Wednesday, January 30, 2008

YF and R Notes

Young Farmers and Ranchers Embrace Idaho Meth Project
By Jake Putnam

(BURLEY) The Idaho Farm Bureau’s Young Farmer and Rancher organization is putting their money where their worries are, the Idaho Meth Project. At their annual meeting in Burley the group voted unanimously to throw support behind the Project with fundraising activities throughout the year and pledged $700.00 on the spot.

We realize that there is a growing problem here in Idaho, we’re a big producer and so we’re supporting the Idaho Meth Project,” said YF and R chairman Chris Dalley of Blackfoot. “For the simple fact that it affects our communities, affects what we’re doing. People are stealing just to buy the meth. It impacts our families and the kids we’re trying to raise.”

Megan Ronk of the Idaho Meth Project addressed the gathering of Young Farmers and Ranchers and her frank message served as a wake-up call those gathered at he Best Western in Burley.

“The nature of meth amphetamine in Idaho is that it tends to be rural and isolated. People can do this drug under the darkness of night and no one’s asking questions. Idahoans are not seeing what’s going on; that’s why rural communities in the state have been so plagued by this drug,” said Ronk.

Ronk told the conference that there has never been a drug as powerful, addictive and quick to destroy lives and communities as Methamphetamine. She stated that meth is the top drug of choice and the #1 drug problem in Idaho.

“Its time that we all start looking around us and being a little more vigilant about what is happening in our communities, our state and especially as it relates to our youngest Idahoans, we need to ensure that they don’t go down that road,” added Ronk.

Ronk said the average meth user in the Idaho court system has a $3600 a month drug habit. Sixty-three percent of all people in felony drug court are meth addicts, while Idaho spends an estimated $66-million dollars a year to house meth addicted inmates.

The goal of the Meth project is arm teens and young adults with the facts about Meth so they can make well informed decisions when presented with the opportunity to try it. “We’re putting more of our emphasis on the Meth Project because we see something that’s affecting us more directly right now,” said Dalley.

Ronk went on to say the average Idaho meth user in the court system has a $3600 a month drug habit. Sixty-three percent of all people in felony drug court are meth addicts, while Idaho spends an estimated $66-million dollars a year to house addicts.

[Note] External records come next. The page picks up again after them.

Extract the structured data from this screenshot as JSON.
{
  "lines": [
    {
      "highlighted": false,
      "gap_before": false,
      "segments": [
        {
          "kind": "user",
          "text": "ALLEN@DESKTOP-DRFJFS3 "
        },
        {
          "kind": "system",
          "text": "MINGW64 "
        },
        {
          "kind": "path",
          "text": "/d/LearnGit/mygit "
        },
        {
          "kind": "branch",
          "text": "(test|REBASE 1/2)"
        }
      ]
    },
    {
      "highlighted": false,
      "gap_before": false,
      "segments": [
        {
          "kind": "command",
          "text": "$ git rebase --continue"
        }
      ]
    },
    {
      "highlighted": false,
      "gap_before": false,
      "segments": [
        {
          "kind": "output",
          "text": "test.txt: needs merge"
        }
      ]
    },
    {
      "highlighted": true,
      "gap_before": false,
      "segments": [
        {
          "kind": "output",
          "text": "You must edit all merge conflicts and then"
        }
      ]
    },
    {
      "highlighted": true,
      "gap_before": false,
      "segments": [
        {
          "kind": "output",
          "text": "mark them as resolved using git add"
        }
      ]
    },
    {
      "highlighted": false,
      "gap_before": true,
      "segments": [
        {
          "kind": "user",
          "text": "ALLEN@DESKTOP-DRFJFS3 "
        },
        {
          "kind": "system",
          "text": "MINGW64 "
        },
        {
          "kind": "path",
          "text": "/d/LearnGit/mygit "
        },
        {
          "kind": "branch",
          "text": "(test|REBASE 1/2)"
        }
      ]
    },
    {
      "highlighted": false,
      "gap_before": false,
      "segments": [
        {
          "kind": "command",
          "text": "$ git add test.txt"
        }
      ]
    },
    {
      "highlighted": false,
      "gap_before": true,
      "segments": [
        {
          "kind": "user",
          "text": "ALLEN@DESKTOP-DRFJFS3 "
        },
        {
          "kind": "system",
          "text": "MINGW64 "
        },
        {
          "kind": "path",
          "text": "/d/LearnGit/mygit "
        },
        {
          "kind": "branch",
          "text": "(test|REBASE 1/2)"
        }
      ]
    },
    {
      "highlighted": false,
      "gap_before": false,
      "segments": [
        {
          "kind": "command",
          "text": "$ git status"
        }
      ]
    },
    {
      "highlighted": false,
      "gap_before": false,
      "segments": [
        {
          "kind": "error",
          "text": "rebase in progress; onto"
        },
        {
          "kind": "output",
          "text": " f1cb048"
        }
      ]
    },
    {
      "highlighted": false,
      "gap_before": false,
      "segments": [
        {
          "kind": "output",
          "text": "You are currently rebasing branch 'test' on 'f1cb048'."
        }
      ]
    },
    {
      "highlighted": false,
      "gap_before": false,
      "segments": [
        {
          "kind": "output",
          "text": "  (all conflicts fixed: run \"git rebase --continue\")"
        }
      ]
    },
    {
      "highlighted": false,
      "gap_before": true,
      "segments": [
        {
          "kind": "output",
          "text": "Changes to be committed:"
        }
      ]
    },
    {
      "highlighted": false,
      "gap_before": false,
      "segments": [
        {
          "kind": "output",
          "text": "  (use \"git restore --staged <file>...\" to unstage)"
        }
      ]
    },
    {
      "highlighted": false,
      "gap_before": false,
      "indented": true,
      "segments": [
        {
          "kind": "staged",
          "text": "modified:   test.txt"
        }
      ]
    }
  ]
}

No comments:

President's Op-Ed

Time for a NAFTA Tune-UP By Zippy Duvall, American Farm Bureau President Some in Washington are calling this “NAFTA Week,” because th...